Now many of our current leaders, including so-called Catholics, are outspoken opponents of the Right to Life.  Several of them I can think of have publicly denied the teaching of the Church, claiming that they are following their consciences.  This is another argument one hears often-  that our consciences prevail over church laws and statutes.  After all, following God’s law is something that needs to come from the heart, and that’s what our consciences determine.  Indeed, the Catechism does advise us that we must be allowed to act in conformity with our conscience.  But there is an important catch, because the Catechism also says that our consciences must be informed and enlightened in moral judgment.  If one chooses to ignore or reject God’s law, than they have not properly formed their conscience.

What is most alarming about Catholic public officials opposing the Church’s teaching on Right to Life is the bad example it sets for other Catholics, and the impression it gives to greater society that the matter is open for debate in the Church.  In Church Canon Law, that is called causing scandal. That is why it is important for those of us who are committed Catholics to be heard, to make a correct moral judgment, and to speak out and validate the position of the Church. 

  

There are many ways that you can help.  Respect life is conducting a membership campaign- sign up and get involved.  They have access to many resources that can help you to get involved- for example, by writing your elected officials; by participating in programs that help people struggling with a decision on abortion; and by helping the marginalized and elderly.
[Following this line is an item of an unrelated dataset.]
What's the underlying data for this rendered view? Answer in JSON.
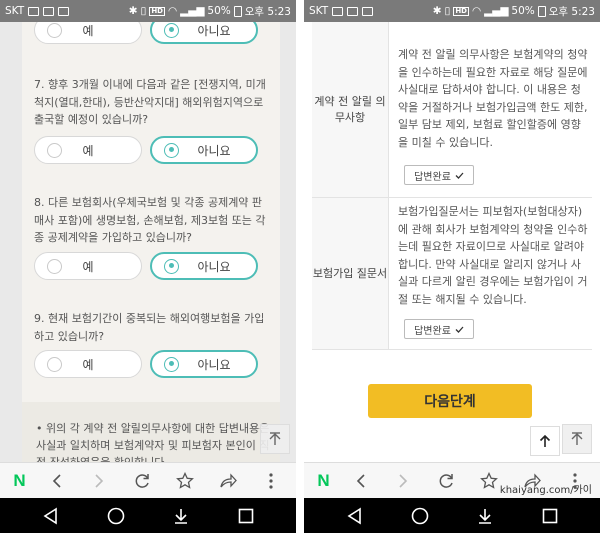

Last but not least, there is a very easy way for you all to demonstrate your commitment to the Right to Life today.  Because from 1:30 PM to 3 PM today, we will be forming the Life Chain out on Apopka Vineland in front of the Church.  You are invited to be there.  Make it a memorable event, a massive demonstration for the Right to Life.  Fr. Ennis will be there, and so will I.  See you then. 

How Do You React to the Word of God?

Thursday, October 1st, 2009

Thursday of the 26th Week in Ordinary Time

St. Theresa of the Child Jesus

Neh 8: 1-4a, 5-6, 7b-12; Lk 10: 1-12

Dc. Larry Brockman

Imagine for a moment that one of the 72 new disciples comes to you,  all fired up with the zeal of the Lord,  commissioned by Jesus, the Lord himself, just as we just heard in today’s Gospel.  This emissary knocks on your door, kind of like the Jehovah’s Witnesses and Mormon’s come knocking at our doors today, preaching repentance, salvation, and the coming of the Kingdom.  For some, it might be uncomfortable.  But for others, searching for the truth,  wouldn’t that be something- hearing the message of the Kingdom of God  proclaimed by someone who had direct contact with Jesus!  That would be really special. 

Now just suppose that you look at this Gospel in a new light,  Suppose you imagined that the person proclaiming the message, the Word of God, every time you hear it at Mass,  was one of these 72 disciples?  You see, the fact is that we are all so very blessed.  Because we all hear the good news of the Kingdom of God proclaimed to us each time we come to Mass.  It is as if one of these 72 disciples is knocking on our door fired up and commissioned to tell the good news of the Kingdom to you.  The Priest, the Deacon, and the Lector all fulfill this role. 

Only, we have to make a choice.  We can choose to reject the message, whether it’s by not paying attention; deciding that we’ve heard it all before;  or because we aren’t searching for the relevance.    Or do we open the door of our hearts to the scripture message-  eager to listen and take it to heart; yearning to find meaning in every word; and searching for the relevance in our lives?   

All scripture has meaning and relevance.  That is our challenge- to find it, to seek that which brings us to the Kingdom of God.  Lest, we hear it said to us  that “It will be more tolerable for Sodom on that day,  than for that town”.